“These works are an essential part of keeping one of the busiest rail networks in the country running safely and reliably,” ARTC Hunter Valley executive general manager Jonathan Vandervoort said.

“We would like to thank the community for their patience with us while this important work is taking place – we appreciate it can be an inconvenience for our neighbours and there are often a number of ‘big yellow machines’ in operation during this work.”

Vandervoort noted the work also coincided with Rail Safety Week.

“So you will see a few rail safety week badges on our vehicles – we are asking the community to please use this as a reminder to be cautious around the rail corridor, take care near worksites and be aware there may be a number of additional trucks running in the area than usual.”

Some passenger rail services will be impacted on Tuesday, Wednesday and Thursday including between Scone and Maitland, and some trains between Telarah and Maitland and long distance trains to the North West.

Final track weld brings closer Main North Line reopening

The earthquake-damaged line between Picton and Christchurch has finally been linked up, as the last weld in the track was completed this week, bringing closer its eventual reopening for freight.

Transport minister Simon Bridges said KiwiRail staff held a small ceremony near Rakautara, north of Kaikoura, to mark the occasion.

“This is an important milestone in getting the line open again, and in easing the pressure on upper South Island roads,” the minister said.

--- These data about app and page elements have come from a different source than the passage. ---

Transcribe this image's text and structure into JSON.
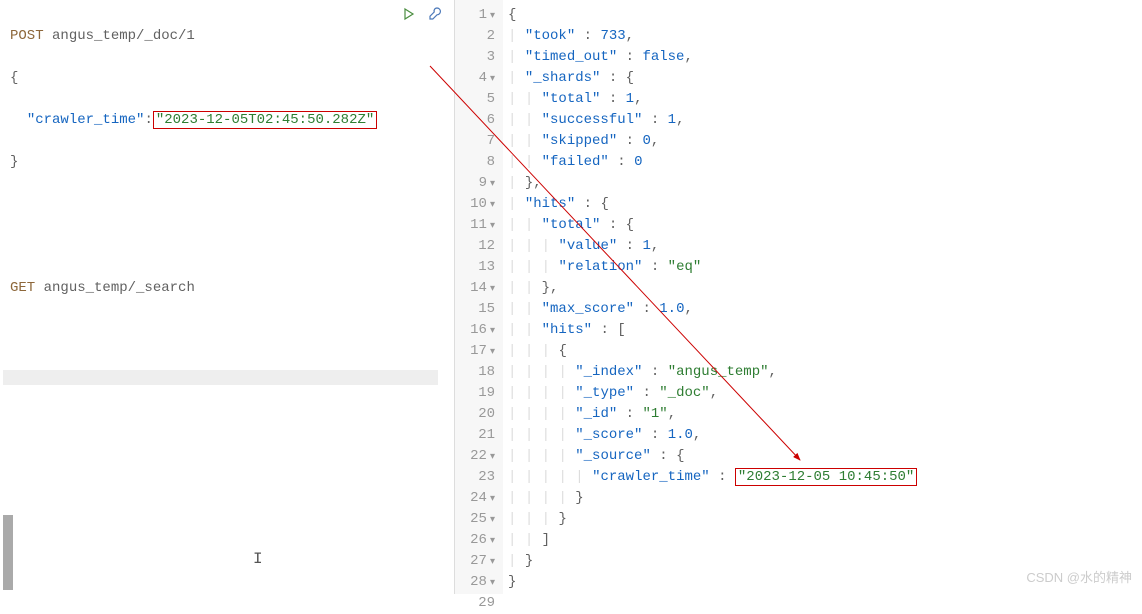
{
  "left_editor": {
    "line1": {
      "method": "POST",
      "path": " angus_temp/_doc/1"
    },
    "line2": "{",
    "line3": {
      "indent": "  ",
      "key": "\"crawler_time\"",
      "colon": ":",
      "value": "\"2023-12-05T02:45:50.282Z\""
    },
    "line4": "}",
    "line5": "",
    "line6": "",
    "line7": {
      "method": "GET",
      "path": " angus_temp/_search"
    }
  },
  "right_editor": {
    "lines": [
      {
        "num": "1",
        "fold": true,
        "content": [
          {
            "t": "punct",
            "v": "{"
          }
        ]
      },
      {
        "num": "2",
        "content": [
          {
            "t": "indent",
            "v": "  "
          },
          {
            "t": "prop",
            "v": "\"took\""
          },
          {
            "t": "colon",
            "v": " : "
          },
          {
            "t": "number",
            "v": "733"
          },
          {
            "t": "punct",
            "v": ","
          }
        ]
      },
      {
        "num": "3",
        "content": [
          {
            "t": "indent",
            "v": "  "
          },
          {
            "t": "prop",
            "v": "\"timed_out\""
          },
          {
            "t": "colon",
            "v": " : "
          },
          {
            "t": "bool",
            "v": "false"
          },
          {
            "t": "punct",
            "v": ","
          }
        ]
      },
      {
        "num": "4",
        "fold": true,
        "content": [
          {
            "t": "indent",
            "v": "  "
          },
          {
            "t": "prop",
            "v": "\"_shards\""
          },
          {
            "t": "colon",
            "v": " : "
          },
          {
            "t": "punct",
            "v": "{"
          }
        ]
      },
      {
        "num": "5",
        "content": [
          {
            "t": "indent",
            "v": "    "
          },
          {
            "t": "prop",
            "v": "\"total\""
          },
          {
            "t": "colon",
            "v": " : "
          },
          {
            "t": "number",
            "v": "1"
          },
          {
            "t": "punct",
            "v": ","
          }
        ]
      },
      {
        "num": "6",
        "content": [
          {
            "t": "indent",
            "v": "    "
          },
          {
            "t": "prop",
            "v": "\"successful\""
          },
          {
            "t": "colon",
            "v": " : "
          },
          {
            "t": "number",
            "v": "1"
          },
          {
            "t": "punct",
            "v": ","
          }
        ]
      },
      {
        "num": "7",
        "content": [
          {
            "t": "indent",
            "v": "    "
          },
          {
            "t": "prop",
            "v": "\"skipped\""
          },
          {
            "t": "colon",
            "v": " : "
          },
          {
            "t": "number",
            "v": "0"
          },
          {
            "t": "punct",
            "v": ","
          }
        ]
      },
      {
        "num": "8",
        "content": [
          {
            "t": "indent",
            "v": "    "
          },
          {
            "t": "prop",
            "v": "\"failed\""
          },
          {
            "t": "colon",
            "v": " : "
          },
          {
            "t": "number",
            "v": "0"
          }
        ]
      },
      {
        "num": "9",
        "fold": true,
        "content": [
          {
            "t": "indent",
            "v": "  "
          },
          {
            "t": "punct",
            "v": "},"
          }
        ]
      },
      {
        "num": "10",
        "fold": true,
        "content": [
          {
            "t": "indent",
            "v": "  "
          },
          {
            "t": "prop",
            "v": "\"hits\""
          },
          {
            "t": "colon",
            "v": " : "
          },
          {
            "t": "punct",
            "v": "{"
          }
        ]
      },
      {
        "num": "11",
        "fold": true,
        "content": [
          {
            "t": "indent",
            "v": "    "
          },
          {
            "t": "prop",
            "v": "\"total\""
          },
          {
            "t": "colon",
            "v": " : "
          },
          {
            "t": "punct",
            "v": "{"
          }
        ]
      },
      {
        "num": "12",
        "content": [
          {
            "t": "indent",
            "v": "      "
          },
          {
            "t": "prop",
            "v": "\"value\""
          },
          {
            "t": "colon",
            "v": " : "
          },
          {
            "t": "number",
            "v": "1"
          },
          {
            "t": "punct",
            "v": ","
          }
        ]
      },
      {
        "num": "13",
        "content": [
          {
            "t": "indent",
            "v": "      "
          },
          {
            "t": "prop",
            "v": "\"relation\""
          },
          {
            "t": "colon",
            "v": " : "
          },
          {
            "t": "string",
            "v": "\"eq\""
          }
        ]
      },
      {
        "num": "14",
        "fold": true,
        "content": [
          {
            "t": "indent",
            "v": "    "
          },
          {
            "t": "punct",
            "v": "},"
          }
        ]
      },
      {
        "num": "15",
        "content": [
          {
            "t": "indent",
            "v": "    "
          },
          {
            "t": "prop",
            "v": "\"max_score\""
          },
          {
            "t": "colon",
            "v": " : "
          },
          {
            "t": "number",
            "v": "1.0"
          },
          {
            "t": "punct",
            "v": ","
          }
        ]
      },
      {
        "num": "16",
        "fold": true,
        "content": [
          {
            "t": "indent",
            "v": "    "
          },
          {
            "t": "prop",
            "v": "\"hits\""
          },
          {
            "t": "colon",
            "v": " : "
          },
          {
            "t": "punct",
            "v": "["
          }
        ]
      },
      {
        "num": "17",
        "fold": true,
        "content": [
          {
            "t": "indent",
            "v": "      "
          },
          {
            "t": "punct",
            "v": "{"
          }
        ]
      },
      {
        "num": "18",
        "content": [
          {
            "t": "indent",
            "v": "        "
          },
          {
            "t": "prop",
            "v": "\"_index\""
          },
          {
            "t": "colon",
            "v": " : "
          },
          {
            "t": "string",
            "v": "\"angus_temp\""
          },
          {
            "t": "punct",
            "v": ","
          }
        ]
      },
      {
        "num": "19",
        "content": [
          {
            "t": "indent",
            "v": "        "
          },
          {
            "t": "prop",
            "v": "\"_type\""
          },
          {
            "t": "colon",
            "v": " : "
          },
          {
            "t": "string",
            "v": "\"_doc\""
          },
          {
            "t": "punct",
            "v": ","
          }
        ]
      },
      {
        "num": "20",
        "content": [
          {
            "t": "indent",
            "v": "        "
          },
          {
            "t": "prop",
            "v": "\"_id\""
          },
          {
            "t": "colon",
            "v": " : "
          },
          {
            "t": "string",
            "v": "\"1\""
          },
          {
            "t": "punct",
            "v": ","
          }
        ]
      },
      {
        "num": "21",
        "content": [
          {
            "t": "indent",
            "v": "        "
          },
          {
            "t": "prop",
            "v": "\"_score\""
          },
          {
            "t": "colon",
            "v": " : "
          },
          {
            "t": "number",
            "v": "1.0"
          },
          {
            "t": "punct",
            "v": ","
          }
        ]
      },
      {
        "num": "22",
        "fold": true,
        "content": [
          {
            "t": "indent",
            "v": "        "
          },
          {
            "t": "prop",
            "v": "\"_source\""
          },
          {
            "t": "colon",
            "v": " : "
          },
          {
            "t": "punct",
            "v": "{"
          }
        ]
      },
      {
        "num": "23",
        "content": [
          {
            "t": "indent",
            "v": "          "
          },
          {
            "t": "prop",
            "v": "\"crawler_time\""
          },
          {
            "t": "colon",
            "v": " : "
          },
          {
            "t": "string",
            "v": "\"2023-12-05 10:45:50\"",
            "highlight": true
          }
        ]
      },
      {
        "num": "24",
        "fold": true,
        "content": [
          {
            "t": "indent",
            "v": "        "
          },
          {
            "t": "punct",
            "v": "}"
          }
        ]
      },
      {
        "num": "25",
        "fold": true,
        "content": [
          {
            "t": "indent",
            "v": "      "
          },
          {
            "t": "punct",
            "v": "}"
          }
        ]
      },
      {
        "num": "26",
        "fold": true,
        "content": [
          {
            "t": "indent",
            "v": "    "
          },
          {
            "t": "punct",
            "v": "]"
          }
        ]
      },
      {
        "num": "27",
        "fold": true,
        "content": [
          {
            "t": "indent",
            "v": "  "
          },
          {
            "t": "punct",
            "v": "}"
          }
        ]
      },
      {
        "num": "28",
        "fold": true,
        "content": [
          {
            "t": "punct",
            "v": "}"
          }
        ]
      },
      {
        "num": "29",
        "content": []
      }
    ]
  },
  "watermark": "CSDN @水的精神"
}
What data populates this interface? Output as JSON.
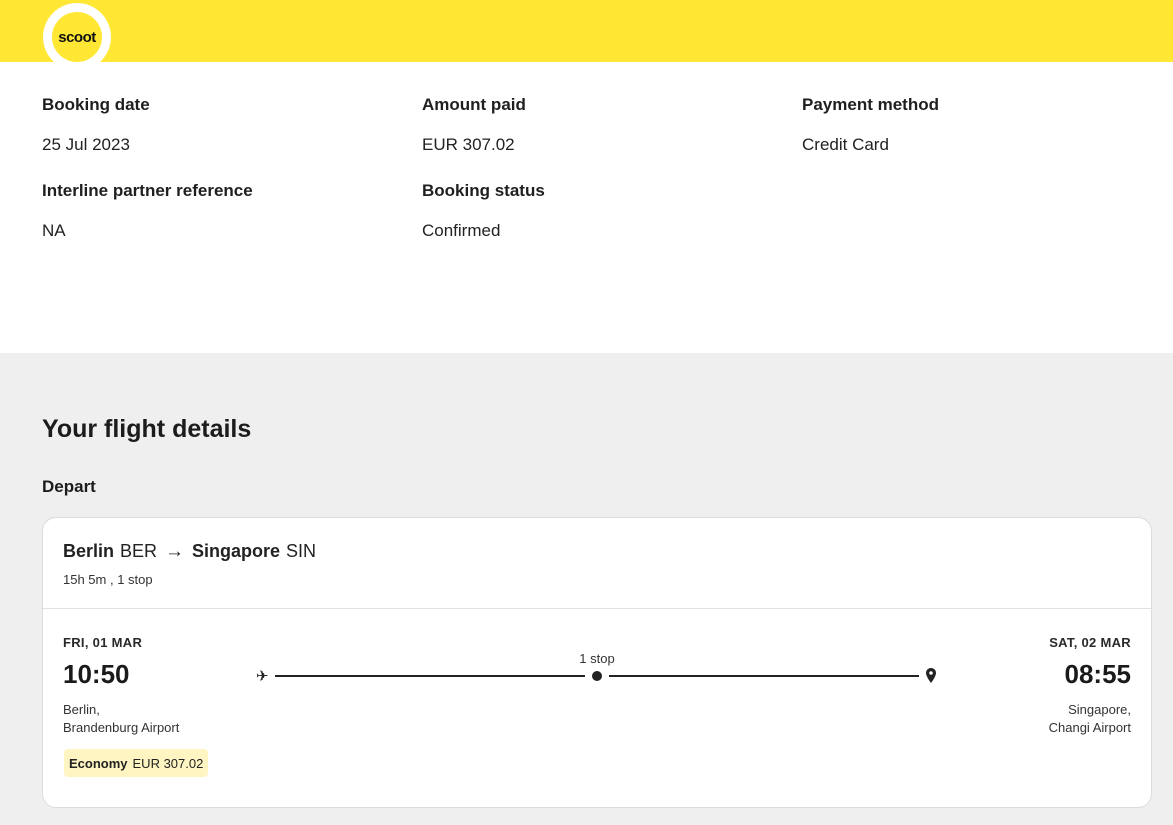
{
  "brand": {
    "logo_text": "scoot",
    "accent": "#ffe733"
  },
  "booking": {
    "booking_date_label": "Booking date",
    "booking_date": "25 Jul 2023",
    "amount_paid_label": "Amount paid",
    "amount_paid": "EUR 307.02",
    "payment_method_label": "Payment method",
    "payment_method": "Credit Card",
    "interline_label": "Interline partner reference",
    "interline_value": "NA",
    "status_label": "Booking status",
    "status_value": "Confirmed"
  },
  "flight": {
    "section_title": "Your flight details",
    "depart_label": "Depart",
    "origin_city": "Berlin",
    "origin_code": "BER",
    "arrow": "→",
    "dest_city": "Singapore",
    "dest_code": "SIN",
    "duration_stops": "15h 5m , 1 stop",
    "departure": {
      "date": "FRI, 01 MAR",
      "time": "10:50",
      "city_line1": "Berlin,",
      "city_line2": "Brandenburg Airport"
    },
    "arrival": {
      "date": "SAT, 02 MAR",
      "time": "08:55",
      "city_line1": "Singapore,",
      "city_line2": "Changi Airport"
    },
    "stop_text": "1 stop",
    "fare_class": "Economy",
    "fare_price": "EUR 307.02"
  },
  "icons": {
    "plane_glyph": "✈",
    "plane_icon": "plane-icon",
    "stop_icon": "stop-dot-icon",
    "destination_icon": "location-pin-icon"
  }
}
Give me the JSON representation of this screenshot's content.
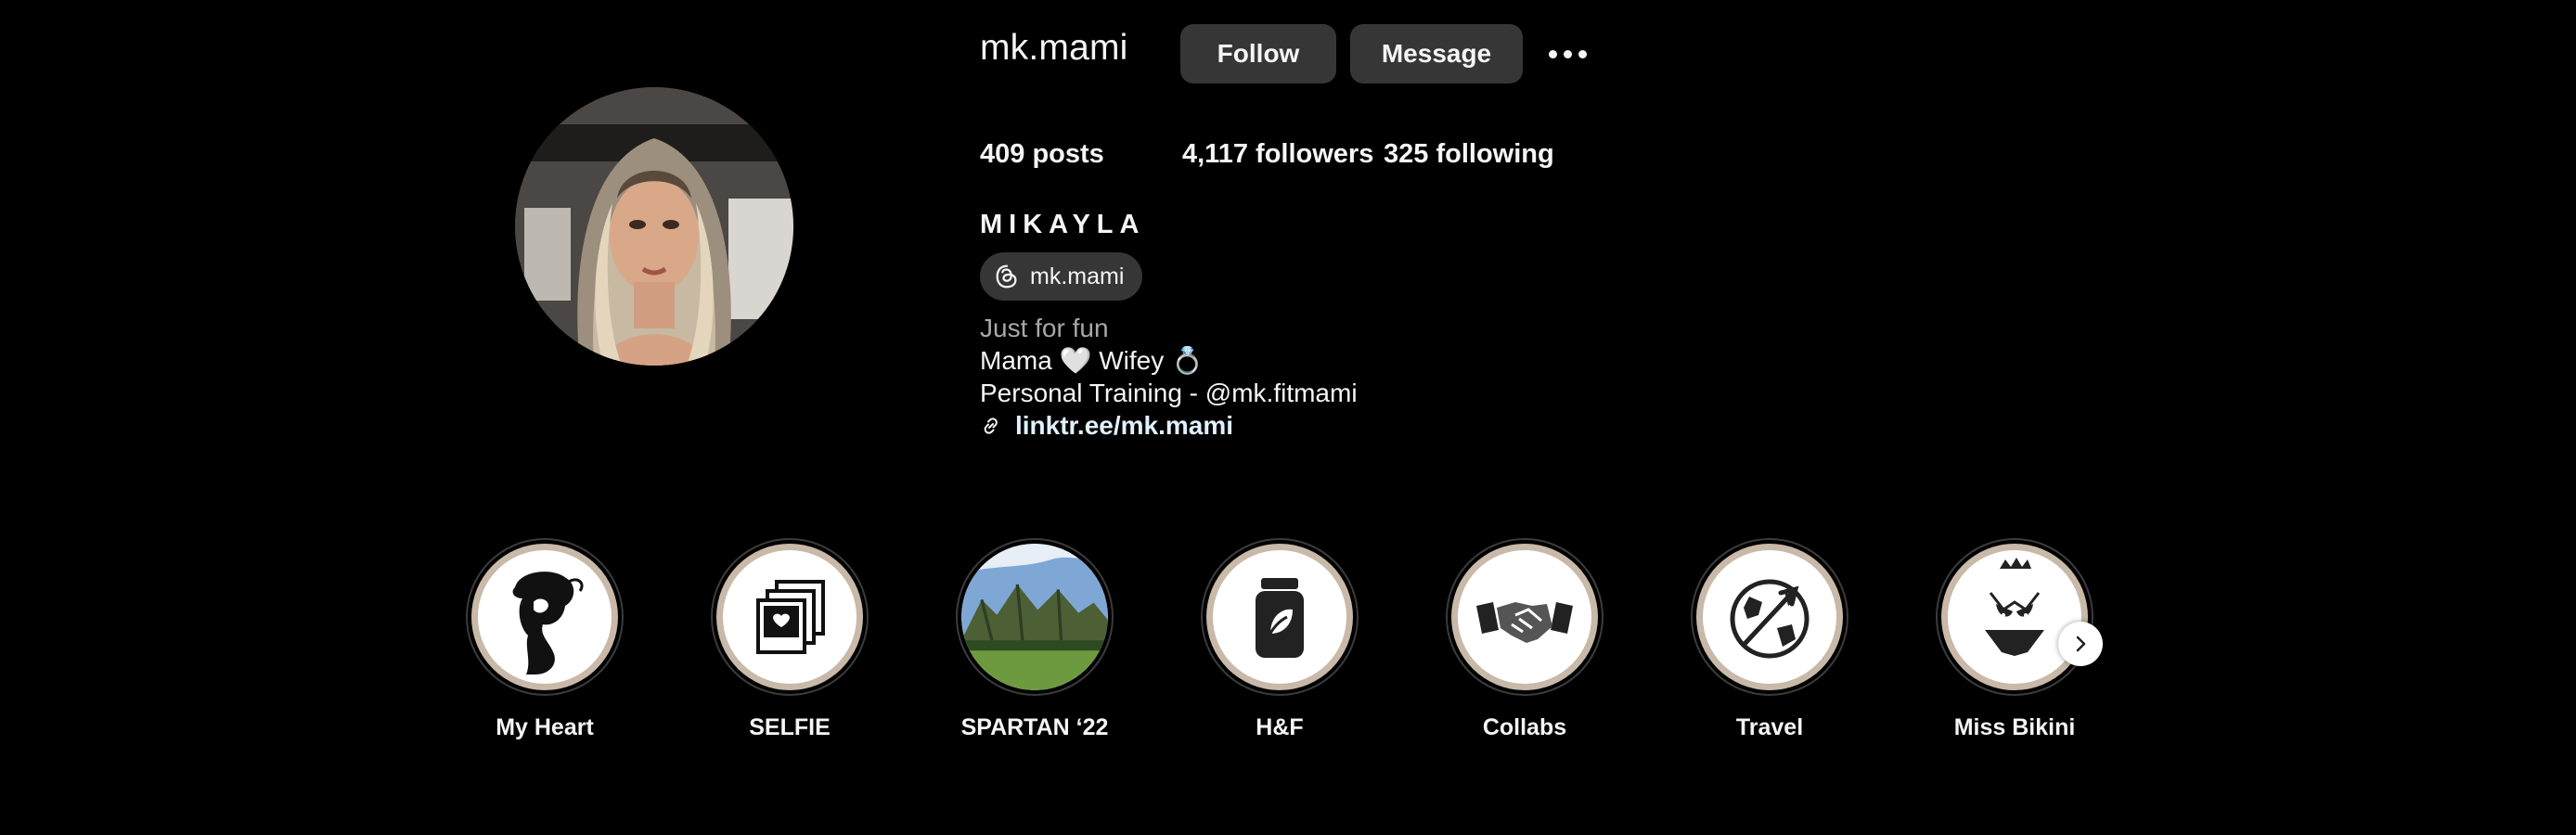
{
  "header": {
    "username": "mk.mami",
    "follow_label": "Follow",
    "message_label": "Message",
    "more_icon": "more-horizontal-icon"
  },
  "stats": {
    "posts_count": "409",
    "posts_label": "posts",
    "followers_count": "4,117",
    "followers_label": "followers",
    "following_count": "325",
    "following_label": "following"
  },
  "bio": {
    "full_name": "MIKAYLA",
    "threads_handle": "mk.mami",
    "category": "Just for fun",
    "line1": "Mama 🤍 Wifey 💍",
    "line2": "Personal Training - @mk.fitmami",
    "link": "linktr.ee/mk.mami"
  },
  "highlights": [
    {
      "label": "My Heart",
      "icon": "woman-silhouette-icon"
    },
    {
      "label": "SELFIE",
      "icon": "polaroid-stack-icon"
    },
    {
      "label": "SPARTAN ‘22",
      "icon": "mountain-photo"
    },
    {
      "label": "H&F",
      "icon": "supplement-jar-icon"
    },
    {
      "label": "Collabs",
      "icon": "handshake-icon"
    },
    {
      "label": "Travel",
      "icon": "globe-plane-icon"
    },
    {
      "label": "Miss Bikini",
      "icon": "bikini-tiara-icon"
    }
  ],
  "colors": {
    "background": "#000000",
    "button": "#363636",
    "text": "#f5f5f5",
    "muted_text": "#a8a8a8",
    "highlight_ring_inner": "#c8b9a8"
  }
}
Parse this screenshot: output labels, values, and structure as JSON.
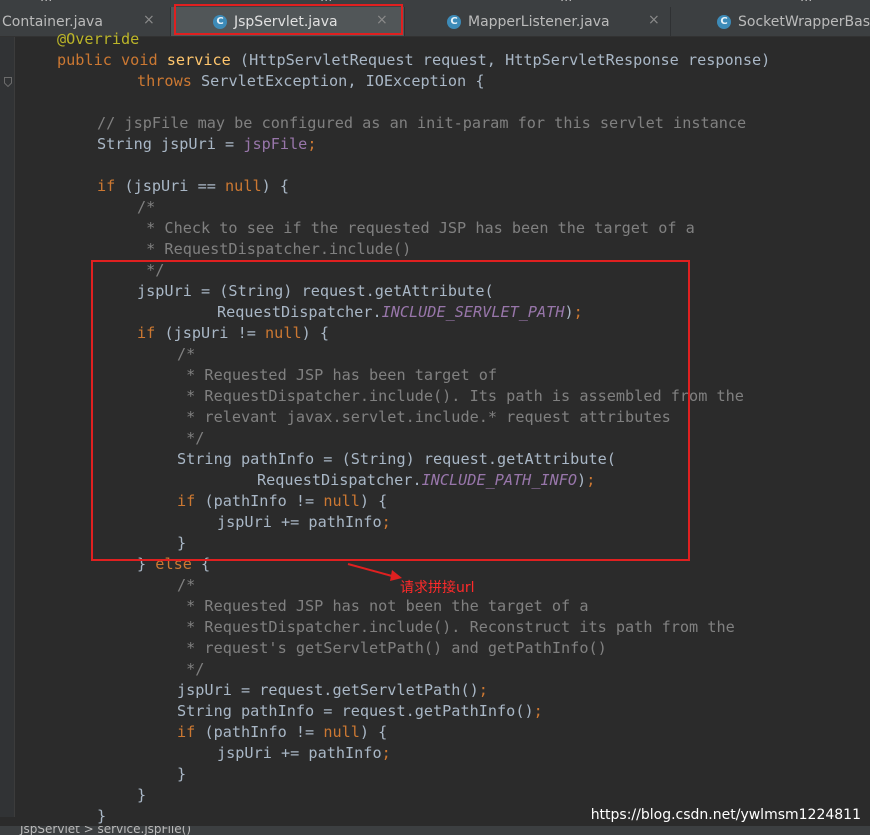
{
  "tabs": [
    {
      "label": "Container.java",
      "active": false
    },
    {
      "label": "JspServlet.java",
      "active": true
    },
    {
      "label": "MapperListener.java",
      "active": false
    },
    {
      "label": "SocketWrapperBase",
      "active": false
    }
  ],
  "tab_icon_letter": "C",
  "close_glyph": "×",
  "ghost_tabs": [
    "...",
    "...",
    "...",
    "..."
  ],
  "code": {
    "l0": {
      "ann": "@Override"
    },
    "l1": {
      "public": "public",
      "void": "void",
      "name": "service",
      "params": " (HttpServletRequest request, HttpServletResponse response)"
    },
    "l2": {
      "throws": "throws",
      "rest": " ServletException, IOException {"
    },
    "l4": {
      "comment": "// jspFile may be configured as an init-param for this servlet instance"
    },
    "l5": {
      "a": "String jspUri = ",
      "field": "jspFile"
    },
    "l7": {
      "if": "if",
      "a": " (jspUri == ",
      "null": "null",
      "b": ") {"
    },
    "l8": {
      "comment": "/*"
    },
    "l9": {
      "comment": " * Check to see if the requested JSP has been the target of a"
    },
    "l10": {
      "comment": " * RequestDispatcher.include()"
    },
    "l11": {
      "comment": " */"
    },
    "l12": {
      "a": "jspUri = (String) request.getAttribute("
    },
    "l13": {
      "a": "RequestDispatcher.",
      "const": "INCLUDE_SERVLET_PATH",
      "b": ")"
    },
    "l14": {
      "if": "if",
      "a": " (jspUri != ",
      "null": "null",
      "b": ") {"
    },
    "l15": {
      "comment": "/*"
    },
    "l16": {
      "comment": " * Requested JSP has been target of"
    },
    "l17": {
      "comment": " * RequestDispatcher.include(). Its path is assembled from the"
    },
    "l18": {
      "comment": " * relevant javax.servlet.include.* request attributes"
    },
    "l19": {
      "comment": " */"
    },
    "l20": {
      "a": "String pathInfo = (String) request.getAttribute("
    },
    "l21": {
      "a": "RequestDispatcher.",
      "const": "INCLUDE_PATH_INFO",
      "b": ")"
    },
    "l22": {
      "if": "if",
      "a": " (pathInfo != ",
      "null": "null",
      "b": ") {"
    },
    "l23": {
      "a": "jspUri += pathInfo"
    },
    "l24": {
      "a": "}"
    },
    "l25": {
      "a": "} ",
      "else": "else",
      "b": " {"
    },
    "l26": {
      "comment": "/*"
    },
    "l27": {
      "comment": " * Requested JSP has not been the target of a"
    },
    "l28": {
      "comment": " * RequestDispatcher.include(). Reconstruct its path from the"
    },
    "l29": {
      "comment": " * request's getServletPath() and getPathInfo()"
    },
    "l30": {
      "comment": " */"
    },
    "l31": {
      "a": "jspUri = request.getServletPath()"
    },
    "l32": {
      "a": "String pathInfo = request.getPathInfo()"
    },
    "l33": {
      "if": "if",
      "a": " (pathInfo != ",
      "null": "null",
      "b": ") {"
    },
    "l34": {
      "a": "jspUri += pathInfo"
    },
    "l35": {
      "a": "}"
    },
    "l36": {
      "a": "}"
    },
    "l37": {
      "a": "}"
    },
    "semicolon": ";"
  },
  "annotation": "请求拼接url",
  "watermark": "https://blog.csdn.net/ywlmsm1224811",
  "breadcrumb": "JspServlet  >  service.jspFile()",
  "colors": {
    "background": "#2b2b2b",
    "keyword": "#cc7832",
    "method": "#ffc66d",
    "comment": "#808080",
    "annotation": "#bbb529",
    "constant": "#9876aa",
    "highlight": "#e02020"
  }
}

The Main North Line, which runs between Picton and Christchurch, is a major link in New Zealand’s transport supply network, with over 1 million tonnes of freight travelling between the North and South islands every year before the earthquake.

Work teams have been at work on the line since the November earthquake, replacing damaged track, rebuilding bridges, repairing tunnels, and clearing the large slips along the route.

KiwiRail chief executive Peter Reidy praised those involved in working on the numerous sites along the line, including engineers and construction workers from KiwiRail, NZTA and other contractors in the North Canterbury Transport Infrastructure Recovery alliance.

“On the rail side, 150 kilometres of line has been tamped and made ready for trains. Five thousand new concrete sleepers have been laid, the formation under 12 km of track has been rebuilt, and 5km of track has been realigned,” Mr Reidy said.

“This has been a mighty effort, and the reward is that the track should open to freight within a month, well ahead of schedule.”

The line is soon to be open again to freight, but will initially be restricted to low-speed, low-frequency services, as further repair work remains to be completed before the route is back to its pre-earthquake state.

“A lot of work still remains to be done, but the workers from KiwiRail and its partners in the North Canterbury Transport Infrastructure Recovery (NCTIR) alliance have done a great job getting it to this stage,” Bridges said.

“The government is committed to restoring the road and rail services along this important coastal corridor, and it is great to see the significant progress being made.”